In a high action scene like this one, you need to stick with the short sentences and suspensful word choices, even while sharing information. Maybe have her spot a landmark that means she's almost home. Mention the game hanging from her belt to let us know she's been hunting. All this information could be worked into the scene in small bits rather than dumping it on us all at once.
The beginning here felt unimportant and unnecessary to me. What is the relevance of her walking through the woods? What is she afraid of? Then we jump to her homecoming and the 'threat and fear' are dropped/forgotten.ReplyDelete
Because I don't know anything about the MC I'm struggling to find a reason to care. I would be inclined to start the story at "I'm quickly approaching the edge of the Planthes Forest." This then leads us into the real hook - the walking dead girl.
At the beginning, every step she takes brings her closer to death, which implies she’s alive. At the end, she’s a walking dead girl, which means she’s already dead, so how can she be walking toward her death?ReplyDelete
And normally, going home is a happy event, but today it won’t be because the villagers will be skulking to catch ‘another’ glimpse of her. If it’s ‘another’ glimpse, then they must do this often, so why would today be any different?
Perhaps start this when she actually reaches the village and let us see the reactions of the others who live there? Maybe give us an indication of what walking dead means. Zombie? Vampire? Something else?

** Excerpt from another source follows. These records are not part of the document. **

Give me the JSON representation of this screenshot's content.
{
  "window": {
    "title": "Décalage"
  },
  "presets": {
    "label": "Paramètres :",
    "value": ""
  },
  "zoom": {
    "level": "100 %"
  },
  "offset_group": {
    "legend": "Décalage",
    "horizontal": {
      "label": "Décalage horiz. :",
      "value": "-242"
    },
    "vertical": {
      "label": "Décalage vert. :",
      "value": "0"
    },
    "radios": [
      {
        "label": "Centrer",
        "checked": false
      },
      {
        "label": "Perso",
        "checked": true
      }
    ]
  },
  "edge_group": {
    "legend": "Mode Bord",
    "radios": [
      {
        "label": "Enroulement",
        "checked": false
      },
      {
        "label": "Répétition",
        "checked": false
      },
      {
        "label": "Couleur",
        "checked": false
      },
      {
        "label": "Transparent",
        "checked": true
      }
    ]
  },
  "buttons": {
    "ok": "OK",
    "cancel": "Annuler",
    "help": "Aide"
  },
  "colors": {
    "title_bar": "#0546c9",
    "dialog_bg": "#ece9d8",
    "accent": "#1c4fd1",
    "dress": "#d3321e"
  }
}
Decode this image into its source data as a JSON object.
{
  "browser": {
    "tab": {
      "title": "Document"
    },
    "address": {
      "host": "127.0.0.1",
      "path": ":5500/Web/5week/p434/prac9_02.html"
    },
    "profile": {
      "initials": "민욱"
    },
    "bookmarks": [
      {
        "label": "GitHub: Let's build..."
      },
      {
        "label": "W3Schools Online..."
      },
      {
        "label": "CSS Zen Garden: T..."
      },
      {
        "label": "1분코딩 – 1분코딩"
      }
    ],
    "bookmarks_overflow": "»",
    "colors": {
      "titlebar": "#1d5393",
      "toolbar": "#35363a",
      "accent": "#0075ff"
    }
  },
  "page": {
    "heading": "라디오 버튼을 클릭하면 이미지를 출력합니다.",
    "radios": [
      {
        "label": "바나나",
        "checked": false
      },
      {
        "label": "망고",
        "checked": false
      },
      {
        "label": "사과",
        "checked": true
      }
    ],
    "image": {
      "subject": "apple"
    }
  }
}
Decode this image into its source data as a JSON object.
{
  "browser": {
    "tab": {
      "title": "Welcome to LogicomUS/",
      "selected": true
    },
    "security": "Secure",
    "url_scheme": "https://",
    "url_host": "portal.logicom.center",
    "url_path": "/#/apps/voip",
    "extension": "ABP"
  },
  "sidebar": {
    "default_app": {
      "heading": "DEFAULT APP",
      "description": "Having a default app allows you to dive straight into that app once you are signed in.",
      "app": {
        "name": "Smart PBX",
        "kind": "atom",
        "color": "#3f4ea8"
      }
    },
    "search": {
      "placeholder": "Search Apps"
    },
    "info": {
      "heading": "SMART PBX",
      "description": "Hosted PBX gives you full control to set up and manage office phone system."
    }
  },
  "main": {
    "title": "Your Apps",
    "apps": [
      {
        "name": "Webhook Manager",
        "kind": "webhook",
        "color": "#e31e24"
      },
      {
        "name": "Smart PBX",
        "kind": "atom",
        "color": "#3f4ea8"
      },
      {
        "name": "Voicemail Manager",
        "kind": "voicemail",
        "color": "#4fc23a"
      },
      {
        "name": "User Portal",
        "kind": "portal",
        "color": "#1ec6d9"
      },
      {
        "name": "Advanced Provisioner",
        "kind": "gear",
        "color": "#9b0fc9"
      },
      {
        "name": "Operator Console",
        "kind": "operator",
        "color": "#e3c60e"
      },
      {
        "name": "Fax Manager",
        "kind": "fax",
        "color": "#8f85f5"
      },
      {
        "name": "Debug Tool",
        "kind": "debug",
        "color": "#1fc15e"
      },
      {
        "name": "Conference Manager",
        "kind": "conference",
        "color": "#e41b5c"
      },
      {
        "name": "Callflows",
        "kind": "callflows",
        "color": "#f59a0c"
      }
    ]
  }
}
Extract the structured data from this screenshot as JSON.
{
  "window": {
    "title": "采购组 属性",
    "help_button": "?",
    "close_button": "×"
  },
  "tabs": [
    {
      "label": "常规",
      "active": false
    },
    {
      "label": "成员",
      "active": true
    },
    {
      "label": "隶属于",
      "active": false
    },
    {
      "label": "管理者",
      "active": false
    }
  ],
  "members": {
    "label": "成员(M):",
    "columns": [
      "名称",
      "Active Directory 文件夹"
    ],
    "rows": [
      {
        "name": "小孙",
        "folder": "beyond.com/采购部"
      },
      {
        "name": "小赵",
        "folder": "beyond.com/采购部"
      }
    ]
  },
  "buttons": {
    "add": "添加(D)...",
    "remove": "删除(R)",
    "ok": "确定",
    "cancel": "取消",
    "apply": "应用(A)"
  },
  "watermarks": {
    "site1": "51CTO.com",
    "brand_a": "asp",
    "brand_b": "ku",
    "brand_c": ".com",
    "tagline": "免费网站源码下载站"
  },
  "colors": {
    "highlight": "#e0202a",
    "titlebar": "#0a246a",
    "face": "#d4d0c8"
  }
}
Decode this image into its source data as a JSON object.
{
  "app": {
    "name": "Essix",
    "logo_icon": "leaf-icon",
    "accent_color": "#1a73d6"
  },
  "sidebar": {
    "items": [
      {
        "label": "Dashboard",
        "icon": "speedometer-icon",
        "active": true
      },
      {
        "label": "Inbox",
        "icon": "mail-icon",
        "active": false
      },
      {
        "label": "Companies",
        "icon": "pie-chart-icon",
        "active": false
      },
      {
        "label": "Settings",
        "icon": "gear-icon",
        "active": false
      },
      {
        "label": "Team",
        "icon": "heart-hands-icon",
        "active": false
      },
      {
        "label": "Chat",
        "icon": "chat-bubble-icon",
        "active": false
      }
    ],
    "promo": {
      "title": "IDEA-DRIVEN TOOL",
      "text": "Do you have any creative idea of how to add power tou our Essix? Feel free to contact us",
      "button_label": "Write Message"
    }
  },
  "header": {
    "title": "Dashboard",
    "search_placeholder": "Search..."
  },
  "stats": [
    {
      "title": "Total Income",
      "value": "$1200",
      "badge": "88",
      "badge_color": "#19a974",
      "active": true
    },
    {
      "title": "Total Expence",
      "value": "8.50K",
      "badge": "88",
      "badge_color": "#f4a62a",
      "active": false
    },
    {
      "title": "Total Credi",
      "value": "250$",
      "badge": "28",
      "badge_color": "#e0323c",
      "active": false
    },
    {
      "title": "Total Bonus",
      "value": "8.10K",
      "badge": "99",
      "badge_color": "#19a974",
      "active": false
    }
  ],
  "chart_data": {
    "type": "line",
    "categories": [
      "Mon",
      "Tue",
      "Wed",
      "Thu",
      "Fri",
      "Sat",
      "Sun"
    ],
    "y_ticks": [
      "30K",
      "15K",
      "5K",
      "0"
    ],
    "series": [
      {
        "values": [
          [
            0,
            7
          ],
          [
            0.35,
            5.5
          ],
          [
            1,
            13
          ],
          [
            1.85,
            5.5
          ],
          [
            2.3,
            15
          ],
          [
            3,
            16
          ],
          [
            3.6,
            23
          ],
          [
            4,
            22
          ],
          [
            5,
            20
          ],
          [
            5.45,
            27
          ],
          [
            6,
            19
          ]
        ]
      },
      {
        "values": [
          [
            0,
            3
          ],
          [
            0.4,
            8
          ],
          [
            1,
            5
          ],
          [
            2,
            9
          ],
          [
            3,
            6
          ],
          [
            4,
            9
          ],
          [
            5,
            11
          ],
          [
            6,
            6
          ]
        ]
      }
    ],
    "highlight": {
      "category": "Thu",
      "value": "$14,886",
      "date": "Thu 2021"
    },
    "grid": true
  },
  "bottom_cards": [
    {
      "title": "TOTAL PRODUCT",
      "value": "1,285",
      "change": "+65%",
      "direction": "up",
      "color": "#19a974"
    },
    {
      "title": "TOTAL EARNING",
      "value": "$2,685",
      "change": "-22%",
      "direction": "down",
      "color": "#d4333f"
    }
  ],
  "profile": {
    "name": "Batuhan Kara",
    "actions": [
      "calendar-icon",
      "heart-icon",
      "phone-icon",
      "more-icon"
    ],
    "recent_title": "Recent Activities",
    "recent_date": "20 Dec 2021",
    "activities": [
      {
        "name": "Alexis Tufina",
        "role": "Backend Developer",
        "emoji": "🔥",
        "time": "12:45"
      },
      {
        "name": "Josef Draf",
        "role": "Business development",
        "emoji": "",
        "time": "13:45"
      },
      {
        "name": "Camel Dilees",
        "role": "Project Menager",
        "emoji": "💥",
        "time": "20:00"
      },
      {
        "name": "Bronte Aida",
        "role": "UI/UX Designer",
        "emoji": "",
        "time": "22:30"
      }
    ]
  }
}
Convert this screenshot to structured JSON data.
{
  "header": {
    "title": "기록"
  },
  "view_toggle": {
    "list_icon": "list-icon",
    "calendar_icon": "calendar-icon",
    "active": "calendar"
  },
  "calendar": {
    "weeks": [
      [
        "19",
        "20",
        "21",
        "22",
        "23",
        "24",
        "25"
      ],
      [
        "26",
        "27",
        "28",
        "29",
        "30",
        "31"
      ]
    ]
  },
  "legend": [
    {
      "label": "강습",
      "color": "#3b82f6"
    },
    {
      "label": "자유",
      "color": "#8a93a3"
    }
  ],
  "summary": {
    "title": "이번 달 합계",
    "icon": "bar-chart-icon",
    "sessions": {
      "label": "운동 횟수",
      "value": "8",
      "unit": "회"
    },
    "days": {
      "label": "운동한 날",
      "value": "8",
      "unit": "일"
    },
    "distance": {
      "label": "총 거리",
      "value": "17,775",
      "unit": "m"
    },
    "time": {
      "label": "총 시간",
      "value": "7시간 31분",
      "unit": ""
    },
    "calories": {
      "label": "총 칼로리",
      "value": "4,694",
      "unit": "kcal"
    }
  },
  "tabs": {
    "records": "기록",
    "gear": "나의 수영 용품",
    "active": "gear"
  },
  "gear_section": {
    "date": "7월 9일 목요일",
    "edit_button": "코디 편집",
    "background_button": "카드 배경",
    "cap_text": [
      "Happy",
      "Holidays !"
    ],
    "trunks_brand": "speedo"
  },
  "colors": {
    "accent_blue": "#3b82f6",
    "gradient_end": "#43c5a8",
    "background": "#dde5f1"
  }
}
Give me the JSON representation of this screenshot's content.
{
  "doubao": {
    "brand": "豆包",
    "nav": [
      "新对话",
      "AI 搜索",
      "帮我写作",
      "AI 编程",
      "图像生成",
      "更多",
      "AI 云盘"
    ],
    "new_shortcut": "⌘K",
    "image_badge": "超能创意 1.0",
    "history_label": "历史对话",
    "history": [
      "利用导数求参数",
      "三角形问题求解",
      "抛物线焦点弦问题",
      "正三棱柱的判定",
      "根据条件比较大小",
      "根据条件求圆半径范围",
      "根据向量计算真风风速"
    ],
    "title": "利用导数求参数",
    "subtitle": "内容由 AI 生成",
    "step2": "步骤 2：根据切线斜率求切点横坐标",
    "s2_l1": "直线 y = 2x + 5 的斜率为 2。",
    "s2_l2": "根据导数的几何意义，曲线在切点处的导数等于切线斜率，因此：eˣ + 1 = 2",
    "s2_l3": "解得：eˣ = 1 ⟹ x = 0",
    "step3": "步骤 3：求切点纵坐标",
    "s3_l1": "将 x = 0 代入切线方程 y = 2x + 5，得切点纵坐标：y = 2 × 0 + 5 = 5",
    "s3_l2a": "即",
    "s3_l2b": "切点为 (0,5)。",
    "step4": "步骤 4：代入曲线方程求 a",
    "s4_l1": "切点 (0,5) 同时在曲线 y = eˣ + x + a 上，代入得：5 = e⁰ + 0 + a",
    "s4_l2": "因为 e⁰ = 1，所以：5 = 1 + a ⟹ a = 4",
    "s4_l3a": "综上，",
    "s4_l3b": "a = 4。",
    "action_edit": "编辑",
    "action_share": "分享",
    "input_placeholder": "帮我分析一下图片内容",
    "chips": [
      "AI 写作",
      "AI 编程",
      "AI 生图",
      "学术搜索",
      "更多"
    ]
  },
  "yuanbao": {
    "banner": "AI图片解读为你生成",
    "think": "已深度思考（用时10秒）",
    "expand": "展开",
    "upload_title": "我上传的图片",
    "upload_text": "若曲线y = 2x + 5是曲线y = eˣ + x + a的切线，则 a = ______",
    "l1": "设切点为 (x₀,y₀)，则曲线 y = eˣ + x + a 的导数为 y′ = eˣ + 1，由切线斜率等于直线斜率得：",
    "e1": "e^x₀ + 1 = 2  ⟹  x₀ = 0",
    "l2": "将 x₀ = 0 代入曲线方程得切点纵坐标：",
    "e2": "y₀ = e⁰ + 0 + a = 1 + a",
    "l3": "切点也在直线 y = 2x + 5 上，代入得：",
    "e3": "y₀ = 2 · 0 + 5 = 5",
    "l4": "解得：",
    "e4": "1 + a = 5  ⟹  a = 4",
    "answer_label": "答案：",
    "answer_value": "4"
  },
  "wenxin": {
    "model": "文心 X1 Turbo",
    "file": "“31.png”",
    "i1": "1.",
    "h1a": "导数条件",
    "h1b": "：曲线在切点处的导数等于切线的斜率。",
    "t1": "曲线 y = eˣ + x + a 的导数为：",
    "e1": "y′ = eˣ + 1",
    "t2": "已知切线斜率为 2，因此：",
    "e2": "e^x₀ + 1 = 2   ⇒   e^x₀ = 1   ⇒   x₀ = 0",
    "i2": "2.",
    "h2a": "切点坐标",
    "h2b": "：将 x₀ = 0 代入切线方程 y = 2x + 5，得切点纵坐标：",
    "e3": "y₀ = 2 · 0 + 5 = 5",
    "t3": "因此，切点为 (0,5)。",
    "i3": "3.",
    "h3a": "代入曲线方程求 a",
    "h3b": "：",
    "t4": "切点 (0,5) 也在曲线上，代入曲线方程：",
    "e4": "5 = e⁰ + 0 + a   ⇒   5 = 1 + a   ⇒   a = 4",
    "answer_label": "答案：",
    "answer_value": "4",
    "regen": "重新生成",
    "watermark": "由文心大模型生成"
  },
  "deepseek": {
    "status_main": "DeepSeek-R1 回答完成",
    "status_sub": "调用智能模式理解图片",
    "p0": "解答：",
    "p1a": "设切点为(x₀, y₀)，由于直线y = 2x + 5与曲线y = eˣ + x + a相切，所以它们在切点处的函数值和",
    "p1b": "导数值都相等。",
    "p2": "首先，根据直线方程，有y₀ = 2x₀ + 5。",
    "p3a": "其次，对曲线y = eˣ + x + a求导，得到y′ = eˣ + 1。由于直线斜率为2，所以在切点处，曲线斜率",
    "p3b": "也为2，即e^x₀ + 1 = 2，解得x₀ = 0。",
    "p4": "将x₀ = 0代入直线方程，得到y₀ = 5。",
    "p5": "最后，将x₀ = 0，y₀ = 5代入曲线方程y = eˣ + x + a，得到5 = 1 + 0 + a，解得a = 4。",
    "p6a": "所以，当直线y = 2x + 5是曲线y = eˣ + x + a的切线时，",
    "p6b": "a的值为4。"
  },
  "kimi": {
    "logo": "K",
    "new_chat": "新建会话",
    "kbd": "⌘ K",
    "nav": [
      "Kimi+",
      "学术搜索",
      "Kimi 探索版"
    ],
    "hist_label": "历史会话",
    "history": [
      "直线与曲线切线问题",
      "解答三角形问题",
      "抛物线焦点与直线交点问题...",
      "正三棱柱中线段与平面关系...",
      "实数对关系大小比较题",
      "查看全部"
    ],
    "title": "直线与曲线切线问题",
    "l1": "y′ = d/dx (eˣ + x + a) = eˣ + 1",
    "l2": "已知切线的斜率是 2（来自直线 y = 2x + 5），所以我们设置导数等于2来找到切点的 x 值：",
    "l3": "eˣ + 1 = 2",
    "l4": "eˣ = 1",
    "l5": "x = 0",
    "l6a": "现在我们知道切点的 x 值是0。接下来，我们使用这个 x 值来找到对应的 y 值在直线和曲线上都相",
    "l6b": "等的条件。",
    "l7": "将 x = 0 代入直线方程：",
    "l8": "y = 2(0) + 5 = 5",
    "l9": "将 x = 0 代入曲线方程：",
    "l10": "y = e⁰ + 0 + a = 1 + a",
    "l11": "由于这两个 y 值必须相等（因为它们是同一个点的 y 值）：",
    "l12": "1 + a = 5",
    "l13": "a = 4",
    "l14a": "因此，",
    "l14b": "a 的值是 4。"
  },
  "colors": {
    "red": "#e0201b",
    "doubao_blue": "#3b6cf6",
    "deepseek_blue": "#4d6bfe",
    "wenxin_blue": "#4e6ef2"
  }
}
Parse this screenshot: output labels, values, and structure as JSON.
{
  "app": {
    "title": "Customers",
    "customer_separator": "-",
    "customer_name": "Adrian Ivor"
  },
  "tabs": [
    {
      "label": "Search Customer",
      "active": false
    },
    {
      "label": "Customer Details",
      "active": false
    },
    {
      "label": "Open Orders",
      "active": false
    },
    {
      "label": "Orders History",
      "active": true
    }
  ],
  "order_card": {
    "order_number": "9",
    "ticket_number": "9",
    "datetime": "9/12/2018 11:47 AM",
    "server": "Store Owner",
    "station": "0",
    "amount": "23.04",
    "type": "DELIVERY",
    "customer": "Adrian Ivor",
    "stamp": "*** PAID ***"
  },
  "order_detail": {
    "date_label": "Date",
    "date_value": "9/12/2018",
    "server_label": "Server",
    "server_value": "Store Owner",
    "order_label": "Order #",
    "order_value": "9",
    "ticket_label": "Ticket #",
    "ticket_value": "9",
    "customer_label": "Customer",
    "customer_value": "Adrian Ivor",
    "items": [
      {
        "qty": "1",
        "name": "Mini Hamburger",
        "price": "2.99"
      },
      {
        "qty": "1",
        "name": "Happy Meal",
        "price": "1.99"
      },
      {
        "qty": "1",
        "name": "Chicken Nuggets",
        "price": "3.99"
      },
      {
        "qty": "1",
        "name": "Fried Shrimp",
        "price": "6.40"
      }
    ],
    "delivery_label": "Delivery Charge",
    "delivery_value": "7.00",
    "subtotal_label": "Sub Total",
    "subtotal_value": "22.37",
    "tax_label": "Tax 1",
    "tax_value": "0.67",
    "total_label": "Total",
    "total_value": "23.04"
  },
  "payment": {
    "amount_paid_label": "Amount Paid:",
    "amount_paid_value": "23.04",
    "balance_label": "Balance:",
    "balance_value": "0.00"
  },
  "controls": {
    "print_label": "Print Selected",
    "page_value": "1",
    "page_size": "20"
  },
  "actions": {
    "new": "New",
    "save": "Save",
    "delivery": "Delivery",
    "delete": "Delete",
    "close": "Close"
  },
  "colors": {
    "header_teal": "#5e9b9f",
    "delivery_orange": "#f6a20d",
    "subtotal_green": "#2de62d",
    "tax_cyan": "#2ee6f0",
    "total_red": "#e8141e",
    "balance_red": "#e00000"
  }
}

I think we're being hit over the head a bit with the repeated references to the MC's impending death. A little subtlety goes a long way.ReplyDelete